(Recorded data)
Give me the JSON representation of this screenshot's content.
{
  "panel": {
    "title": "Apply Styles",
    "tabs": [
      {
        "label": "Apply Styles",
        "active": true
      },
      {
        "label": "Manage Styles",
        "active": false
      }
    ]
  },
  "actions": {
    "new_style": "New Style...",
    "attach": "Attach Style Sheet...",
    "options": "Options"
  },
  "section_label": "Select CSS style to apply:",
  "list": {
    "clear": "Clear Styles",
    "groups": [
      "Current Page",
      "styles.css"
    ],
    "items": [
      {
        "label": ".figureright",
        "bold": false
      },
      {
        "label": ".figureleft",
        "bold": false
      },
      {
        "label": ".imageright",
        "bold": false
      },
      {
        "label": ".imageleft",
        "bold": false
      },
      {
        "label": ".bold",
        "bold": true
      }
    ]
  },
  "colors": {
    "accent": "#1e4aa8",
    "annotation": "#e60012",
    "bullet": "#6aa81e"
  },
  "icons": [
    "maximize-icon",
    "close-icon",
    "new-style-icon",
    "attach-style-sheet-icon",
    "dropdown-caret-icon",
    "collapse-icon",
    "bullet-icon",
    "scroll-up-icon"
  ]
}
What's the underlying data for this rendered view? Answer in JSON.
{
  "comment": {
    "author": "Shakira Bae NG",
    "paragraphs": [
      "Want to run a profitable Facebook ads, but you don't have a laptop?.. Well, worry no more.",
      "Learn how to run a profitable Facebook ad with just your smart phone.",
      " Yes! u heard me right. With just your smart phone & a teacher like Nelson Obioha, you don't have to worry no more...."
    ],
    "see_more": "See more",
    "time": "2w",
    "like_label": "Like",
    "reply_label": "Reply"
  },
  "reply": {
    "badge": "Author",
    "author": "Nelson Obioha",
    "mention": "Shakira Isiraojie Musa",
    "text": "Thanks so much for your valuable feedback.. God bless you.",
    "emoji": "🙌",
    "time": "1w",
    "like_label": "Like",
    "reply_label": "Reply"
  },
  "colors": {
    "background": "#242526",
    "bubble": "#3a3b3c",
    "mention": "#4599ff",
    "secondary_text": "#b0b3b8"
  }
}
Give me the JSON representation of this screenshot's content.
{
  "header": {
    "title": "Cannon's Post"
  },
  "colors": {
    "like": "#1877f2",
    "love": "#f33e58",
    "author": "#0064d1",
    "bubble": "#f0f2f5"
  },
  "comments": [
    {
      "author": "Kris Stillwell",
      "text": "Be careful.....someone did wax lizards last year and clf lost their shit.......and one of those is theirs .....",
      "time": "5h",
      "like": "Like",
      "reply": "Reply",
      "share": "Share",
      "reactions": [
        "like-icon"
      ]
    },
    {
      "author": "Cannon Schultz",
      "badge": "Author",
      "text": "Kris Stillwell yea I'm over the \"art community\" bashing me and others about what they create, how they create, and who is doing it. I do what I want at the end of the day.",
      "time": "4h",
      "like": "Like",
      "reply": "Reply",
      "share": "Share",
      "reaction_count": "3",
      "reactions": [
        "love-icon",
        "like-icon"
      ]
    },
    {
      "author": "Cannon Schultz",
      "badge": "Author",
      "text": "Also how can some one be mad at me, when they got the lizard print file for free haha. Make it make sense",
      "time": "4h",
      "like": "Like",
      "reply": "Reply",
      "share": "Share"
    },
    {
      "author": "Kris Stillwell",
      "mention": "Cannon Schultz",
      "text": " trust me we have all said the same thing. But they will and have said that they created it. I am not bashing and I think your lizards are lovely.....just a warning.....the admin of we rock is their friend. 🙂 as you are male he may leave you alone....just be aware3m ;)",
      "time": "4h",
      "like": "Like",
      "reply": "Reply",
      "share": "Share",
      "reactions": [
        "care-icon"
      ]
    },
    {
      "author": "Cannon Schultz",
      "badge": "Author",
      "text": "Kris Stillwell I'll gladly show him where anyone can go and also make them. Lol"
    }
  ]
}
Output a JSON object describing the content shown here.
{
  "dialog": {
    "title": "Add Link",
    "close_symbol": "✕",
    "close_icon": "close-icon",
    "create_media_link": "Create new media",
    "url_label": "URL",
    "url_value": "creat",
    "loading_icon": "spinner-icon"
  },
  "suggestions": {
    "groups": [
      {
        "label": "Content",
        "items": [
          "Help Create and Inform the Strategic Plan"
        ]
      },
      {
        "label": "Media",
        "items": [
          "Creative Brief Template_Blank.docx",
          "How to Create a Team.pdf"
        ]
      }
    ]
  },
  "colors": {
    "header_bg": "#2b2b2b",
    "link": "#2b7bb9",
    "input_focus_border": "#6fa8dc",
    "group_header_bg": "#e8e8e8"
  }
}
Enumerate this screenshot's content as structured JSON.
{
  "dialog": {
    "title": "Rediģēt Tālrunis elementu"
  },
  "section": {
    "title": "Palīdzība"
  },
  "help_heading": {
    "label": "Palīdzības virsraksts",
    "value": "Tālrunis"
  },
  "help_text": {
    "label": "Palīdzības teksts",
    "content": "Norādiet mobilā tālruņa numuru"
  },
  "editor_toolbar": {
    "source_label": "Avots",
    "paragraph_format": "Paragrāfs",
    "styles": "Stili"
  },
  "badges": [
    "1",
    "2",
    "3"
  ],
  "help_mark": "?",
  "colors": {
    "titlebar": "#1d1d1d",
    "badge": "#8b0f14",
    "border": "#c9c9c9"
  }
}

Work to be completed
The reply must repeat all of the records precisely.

Solution to this task
Give me the JSON representation of this screenshot's content.
{
  "panel": {
    "title": "Apply Styles",
    "tabs": [
      {
        "label": "Apply Styles",
        "active": true
      },
      {
        "label": "Manage Styles",
        "active": false
      }
    ]
  },
  "actions": {
    "new_style": "New Style...",
    "attach": "Attach Style Sheet...",
    "options": "Options"
  },
  "section_label": "Select CSS style to apply:",
  "list": {
    "clear": "Clear Styles",
    "groups": [
      "Current Page",
      "styles.css"
    ],
    "items": [
      {
        "label": ".figureright",
        "bold": false
      },
      {
        "label": ".figureleft",
        "bold": false
      },
      {
        "label": ".imageright",
        "bold": false
      },
      {
        "label": ".imageleft",
        "bold": false
      },
      {
        "label": ".bold",
        "bold": true
      }
    ]
  },
  "colors": {
    "accent": "#1e4aa8",
    "annotation": "#e60012",
    "bullet": "#6aa81e"
  },
  "icons": [
    "maximize-icon",
    "close-icon",
    "new-style-icon",
    "attach-style-sheet-icon",
    "dropdown-caret-icon",
    "collapse-icon",
    "bullet-icon",
    "scroll-up-icon"
  ]
}
What's the underlying data for this rendered view? Answer in JSON.
{
  "comment": {
    "author": "Shakira Bae NG",
    "paragraphs": [
      "Want to run a profitable Facebook ads, but you don't have a laptop?.. Well, worry no more.",
      "Learn how to run a profitable Facebook ad with just your smart phone.",
      " Yes! u heard me right. With just your smart phone & a teacher like Nelson Obioha, you don't have to worry no more...."
    ],
    "see_more": "See more",
    "time": "2w",
    "like_label": "Like",
    "reply_label": "Reply"
  },
  "reply": {
    "badge": "Author",
    "author": "Nelson Obioha",
    "mention": "Shakira Isiraojie Musa",
    "text": "Thanks so much for your valuable feedback.. God bless you.",
    "emoji": "🙌",
    "time": "1w",
    "like_label": "Like",
    "reply_label": "Reply"
  },
  "colors": {
    "background": "#242526",
    "bubble": "#3a3b3c",
    "mention": "#4599ff",
    "secondary_text": "#b0b3b8"
  }
}
Give me the JSON representation of this screenshot's content.
{
  "header": {
    "title": "Cannon's Post"
  },
  "colors": {
    "like": "#1877f2",
    "love": "#f33e58",
    "author": "#0064d1",
    "bubble": "#f0f2f5"
  },
  "comments": [
    {
      "author": "Kris Stillwell",
      "text": "Be careful.....someone did wax lizards last year and clf lost their shit.......and one of those is theirs .....",
      "time": "5h",
      "like": "Like",
      "reply": "Reply",
      "share": "Share",
      "reactions": [
        "like-icon"
      ]
    },
    {
      "author": "Cannon Schultz",
      "badge": "Author",
      "text": "Kris Stillwell yea I'm over the \"art community\" bashing me and others about what they create, how they create, and who is doing it. I do what I want at the end of the day.",
      "time": "4h",
      "like": "Like",
      "reply": "Reply",
      "share": "Share",
      "reaction_count": "3",
      "reactions": [
        "love-icon",
        "like-icon"
      ]
    },
    {
      "author": "Cannon Schultz",
      "badge": "Author",
      "text": "Also how can some one be mad at me, when they got the lizard print file for free haha. Make it make sense",
      "time": "4h",
      "like": "Like",
      "reply": "Reply",
      "share": "Share"
    },
    {
      "author": "Kris Stillwell",
      "mention": "Cannon Schultz",
      "text": " trust me we have all said the same thing. But they will and have said that they created it. I am not bashing and I think your lizards are lovely.....just a warning.....the admin of we rock is their friend. 🙂 as you are male he may leave you alone....just be aware3m ;)",
      "time": "4h",
      "like": "Like",
      "reply": "Reply",
      "share": "Share",
      "reactions": [
        "care-icon"
      ]
    },
    {
      "author": "Cannon Schultz",
      "badge": "Author",
      "text": "Kris Stillwell I'll gladly show him where anyone can go and also make them. Lol"
    }
  ]
}
Output a JSON object describing the content shown here.
{
  "dialog": {
    "title": "Add Link",
    "close_symbol": "✕",
    "close_icon": "close-icon",
    "create_media_link": "Create new media",
    "url_label": "URL",
    "url_value": "creat",
    "loading_icon": "spinner-icon"
  },
  "suggestions": {
    "groups": [
      {
        "label": "Content",
        "items": [
          "Help Create and Inform the Strategic Plan"
        ]
      },
      {
        "label": "Media",
        "items": [
          "Creative Brief Template_Blank.docx",
          "How to Create a Team.pdf"
        ]
      }
    ]
  },
  "colors": {
    "header_bg": "#2b2b2b",
    "link": "#2b7bb9",
    "input_focus_border": "#6fa8dc",
    "group_header_bg": "#e8e8e8"
  }
}
Enumerate this screenshot's content as structured JSON.
{
  "dialog": {
    "title": "Rediģēt Tālrunis elementu"
  },
  "section": {
    "title": "Palīdzība"
  },
  "help_heading": {
    "label": "Palīdzības virsraksts",
    "value": "Tālrunis"
  },
  "help_text": {
    "label": "Palīdzības teksts",
    "content": "Norādiet mobilā tālruņa numuru"
  },
  "editor_toolbar": {
    "source_label": "Avots",
    "paragraph_format": "Paragrāfs",
    "styles": "Stili"
  },
  "badges": [
    "1",
    "2",
    "3"
  ],
  "help_mark": "?",
  "colors": {
    "titlebar": "#1d1d1d",
    "badge": "#8b0f14",
    "border": "#c9c9c9"
  }
}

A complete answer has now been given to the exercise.